The usually reliable Jose Enrique & Jonas Gutierrez were stifled by WIgan's defensive tactics

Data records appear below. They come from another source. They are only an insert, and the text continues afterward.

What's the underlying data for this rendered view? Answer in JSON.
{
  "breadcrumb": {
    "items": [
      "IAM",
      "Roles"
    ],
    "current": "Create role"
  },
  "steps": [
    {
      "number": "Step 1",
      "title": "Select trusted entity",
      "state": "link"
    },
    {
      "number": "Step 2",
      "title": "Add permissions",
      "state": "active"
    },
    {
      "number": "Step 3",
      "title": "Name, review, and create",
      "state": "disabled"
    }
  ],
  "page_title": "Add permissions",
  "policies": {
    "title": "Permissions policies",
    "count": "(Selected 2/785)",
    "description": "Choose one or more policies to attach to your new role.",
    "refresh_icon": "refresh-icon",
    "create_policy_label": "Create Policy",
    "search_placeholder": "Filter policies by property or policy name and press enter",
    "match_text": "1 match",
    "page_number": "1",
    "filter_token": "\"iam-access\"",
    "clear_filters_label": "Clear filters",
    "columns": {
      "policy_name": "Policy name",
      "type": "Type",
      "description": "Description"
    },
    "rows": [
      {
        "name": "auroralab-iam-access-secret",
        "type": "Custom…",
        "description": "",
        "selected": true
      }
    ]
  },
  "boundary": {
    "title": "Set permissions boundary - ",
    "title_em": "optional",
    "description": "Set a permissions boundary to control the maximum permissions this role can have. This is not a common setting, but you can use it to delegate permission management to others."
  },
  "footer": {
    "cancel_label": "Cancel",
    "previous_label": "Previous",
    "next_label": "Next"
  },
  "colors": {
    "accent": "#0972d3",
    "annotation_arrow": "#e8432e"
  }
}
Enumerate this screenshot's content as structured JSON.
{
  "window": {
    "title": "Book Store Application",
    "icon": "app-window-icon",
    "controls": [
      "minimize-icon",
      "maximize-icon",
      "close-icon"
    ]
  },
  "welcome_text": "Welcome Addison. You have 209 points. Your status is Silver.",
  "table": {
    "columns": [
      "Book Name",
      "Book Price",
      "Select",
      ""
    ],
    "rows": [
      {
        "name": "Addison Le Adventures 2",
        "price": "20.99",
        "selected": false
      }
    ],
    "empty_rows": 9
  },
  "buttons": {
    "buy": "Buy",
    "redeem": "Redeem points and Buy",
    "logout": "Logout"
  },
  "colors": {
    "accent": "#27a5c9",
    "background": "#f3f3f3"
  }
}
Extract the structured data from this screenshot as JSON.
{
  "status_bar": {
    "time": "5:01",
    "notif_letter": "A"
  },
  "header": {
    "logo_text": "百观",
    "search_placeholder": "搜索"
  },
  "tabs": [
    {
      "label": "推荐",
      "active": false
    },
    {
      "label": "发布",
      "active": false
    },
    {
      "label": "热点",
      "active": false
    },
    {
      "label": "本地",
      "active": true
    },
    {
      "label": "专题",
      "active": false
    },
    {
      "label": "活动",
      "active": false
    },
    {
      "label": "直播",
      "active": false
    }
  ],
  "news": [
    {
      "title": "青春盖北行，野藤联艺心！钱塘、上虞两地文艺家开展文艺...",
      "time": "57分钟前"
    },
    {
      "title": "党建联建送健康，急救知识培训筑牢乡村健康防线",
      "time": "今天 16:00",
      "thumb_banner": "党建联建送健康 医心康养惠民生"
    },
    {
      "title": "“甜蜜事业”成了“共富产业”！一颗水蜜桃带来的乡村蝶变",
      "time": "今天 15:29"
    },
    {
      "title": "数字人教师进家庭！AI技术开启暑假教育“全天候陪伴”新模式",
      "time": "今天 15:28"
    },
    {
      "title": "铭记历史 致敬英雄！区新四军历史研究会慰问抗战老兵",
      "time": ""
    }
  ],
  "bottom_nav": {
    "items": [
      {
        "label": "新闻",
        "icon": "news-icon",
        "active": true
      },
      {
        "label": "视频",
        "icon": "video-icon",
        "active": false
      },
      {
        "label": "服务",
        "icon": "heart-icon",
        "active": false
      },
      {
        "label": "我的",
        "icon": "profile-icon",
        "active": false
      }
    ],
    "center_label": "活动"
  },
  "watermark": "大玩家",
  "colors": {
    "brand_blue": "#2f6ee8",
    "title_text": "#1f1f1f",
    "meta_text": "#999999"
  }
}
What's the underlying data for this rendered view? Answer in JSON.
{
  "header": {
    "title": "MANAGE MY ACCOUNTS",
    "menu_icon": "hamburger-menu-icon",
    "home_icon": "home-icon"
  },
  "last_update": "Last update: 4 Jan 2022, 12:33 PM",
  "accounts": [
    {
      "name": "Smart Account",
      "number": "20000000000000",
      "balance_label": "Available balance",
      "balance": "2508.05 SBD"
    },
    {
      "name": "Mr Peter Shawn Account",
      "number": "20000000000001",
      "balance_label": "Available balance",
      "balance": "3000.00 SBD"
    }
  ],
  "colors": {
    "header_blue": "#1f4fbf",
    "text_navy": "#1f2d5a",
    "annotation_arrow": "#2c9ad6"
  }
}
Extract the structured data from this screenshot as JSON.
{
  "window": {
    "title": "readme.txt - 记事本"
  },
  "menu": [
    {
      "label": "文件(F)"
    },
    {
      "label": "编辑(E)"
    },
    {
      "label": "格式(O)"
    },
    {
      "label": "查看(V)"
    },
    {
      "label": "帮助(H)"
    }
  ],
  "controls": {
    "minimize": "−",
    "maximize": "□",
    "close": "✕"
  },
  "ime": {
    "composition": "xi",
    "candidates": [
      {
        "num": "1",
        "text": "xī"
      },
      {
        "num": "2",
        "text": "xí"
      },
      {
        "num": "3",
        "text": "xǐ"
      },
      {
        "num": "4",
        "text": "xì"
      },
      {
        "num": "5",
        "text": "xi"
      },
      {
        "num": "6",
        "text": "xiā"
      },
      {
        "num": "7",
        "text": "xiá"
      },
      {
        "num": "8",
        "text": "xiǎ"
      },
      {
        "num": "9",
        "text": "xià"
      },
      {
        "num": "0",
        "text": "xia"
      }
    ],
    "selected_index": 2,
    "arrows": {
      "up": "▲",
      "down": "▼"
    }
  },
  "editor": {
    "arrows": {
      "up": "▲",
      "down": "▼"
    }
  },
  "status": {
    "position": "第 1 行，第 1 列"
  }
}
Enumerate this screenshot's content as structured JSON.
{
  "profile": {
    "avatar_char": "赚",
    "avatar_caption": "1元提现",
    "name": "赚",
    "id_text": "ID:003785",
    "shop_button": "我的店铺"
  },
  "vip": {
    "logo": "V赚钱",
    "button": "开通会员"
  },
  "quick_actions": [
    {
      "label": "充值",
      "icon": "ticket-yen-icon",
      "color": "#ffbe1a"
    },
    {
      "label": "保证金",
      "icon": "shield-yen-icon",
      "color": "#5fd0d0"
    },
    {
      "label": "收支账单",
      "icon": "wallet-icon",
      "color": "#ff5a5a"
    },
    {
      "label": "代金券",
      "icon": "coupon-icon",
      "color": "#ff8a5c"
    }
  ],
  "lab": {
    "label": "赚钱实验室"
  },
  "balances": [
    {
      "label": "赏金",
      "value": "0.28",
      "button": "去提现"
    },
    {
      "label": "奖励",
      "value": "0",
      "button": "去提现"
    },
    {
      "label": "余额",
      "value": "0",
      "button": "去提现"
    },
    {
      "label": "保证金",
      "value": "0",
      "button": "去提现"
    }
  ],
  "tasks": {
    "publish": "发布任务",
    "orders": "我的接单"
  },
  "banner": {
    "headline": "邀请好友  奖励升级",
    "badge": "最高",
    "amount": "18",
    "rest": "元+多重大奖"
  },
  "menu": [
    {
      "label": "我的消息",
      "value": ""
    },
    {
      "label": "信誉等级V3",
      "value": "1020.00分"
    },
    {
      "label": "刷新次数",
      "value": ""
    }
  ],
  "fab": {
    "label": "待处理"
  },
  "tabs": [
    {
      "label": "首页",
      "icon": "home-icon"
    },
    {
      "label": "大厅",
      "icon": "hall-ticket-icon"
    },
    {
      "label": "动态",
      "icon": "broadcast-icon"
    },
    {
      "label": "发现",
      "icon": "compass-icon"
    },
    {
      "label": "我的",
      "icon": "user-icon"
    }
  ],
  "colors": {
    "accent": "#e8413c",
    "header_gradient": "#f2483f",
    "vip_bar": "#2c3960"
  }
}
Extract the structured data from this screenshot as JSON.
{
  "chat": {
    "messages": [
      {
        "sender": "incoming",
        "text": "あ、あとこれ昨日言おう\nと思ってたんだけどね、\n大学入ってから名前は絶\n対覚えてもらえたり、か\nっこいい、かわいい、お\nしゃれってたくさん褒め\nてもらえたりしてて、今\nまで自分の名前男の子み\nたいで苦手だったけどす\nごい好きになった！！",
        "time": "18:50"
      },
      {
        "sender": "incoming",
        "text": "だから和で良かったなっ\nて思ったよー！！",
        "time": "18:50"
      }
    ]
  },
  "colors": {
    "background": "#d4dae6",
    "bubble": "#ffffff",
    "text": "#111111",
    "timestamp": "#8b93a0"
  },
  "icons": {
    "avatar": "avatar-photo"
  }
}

Things were no better on the other wing either, with the returning Danny Guthrie effectively playing as a third central midfielder, such is his willingness to come inside when deployed in his unfavoured, unnatural position on the right of midfield. That Newcastle’s best (and only) chances were coming from set pieces and corners is credit to both Wigan’s defensive formation and Newcastle’s inability to break it down. Hughton responded on the hour mark by withdrawing the ineffective Lovenkrands for more aerial prowess in the form of Ameobi. The substitution worked as twelve minutes later Gutierrez finally produced his first cross-of-note of the game, steering a majestic left footer onto the head of a diving Ameobi who duly-delivered, nodding the ball into the ground and past Ali Al Habsi in the Wigan goal, setting up a tense final 20 minutes and finally giving the Toon Army something to shout about. Yet Newcastle, buoyed by the goal and roared on by the resurgent home fans, continued to struggle to carve out any clear-cut chances until the 94th minute, when, with home fans heading for the exits, Gutierrez swung in a corner from the Milburn Stand touchline which Andy Carroll helped on to the back post for stand-in captain Fabricio Coloccini to head home via Al Habsi from 4 yards out to send the fans home delirious. Although celebrating a draw so vociferously against a Wigan side that conceded 10 goals in their first 2 games of the season would have been inconceivable prior to kick-off, the manner of the comeback and celebrations of the players following the equaliser demonstrated that although quality may be lacking from the current United side, team spirit most certainly is not. Come the end of the season, it is that spirit that may well keep Newcastle in the Premier League. Don’t believe me? Just ask some Stoke fans.

Advertisements

Leave a Reply

Fill in your details below or click an icon to log in:

WordPress.com Logo

You are commenting using your WordPress.com account. Log Out / Change )

Twitter picture

You are commenting using your Twitter account. Log Out / Change )

Facebook photo

You are commenting using your Facebook account. Log Out / Change )

Google+ photo

You are commenting using your Google+ account. Log Out / Change )

Connecting to %s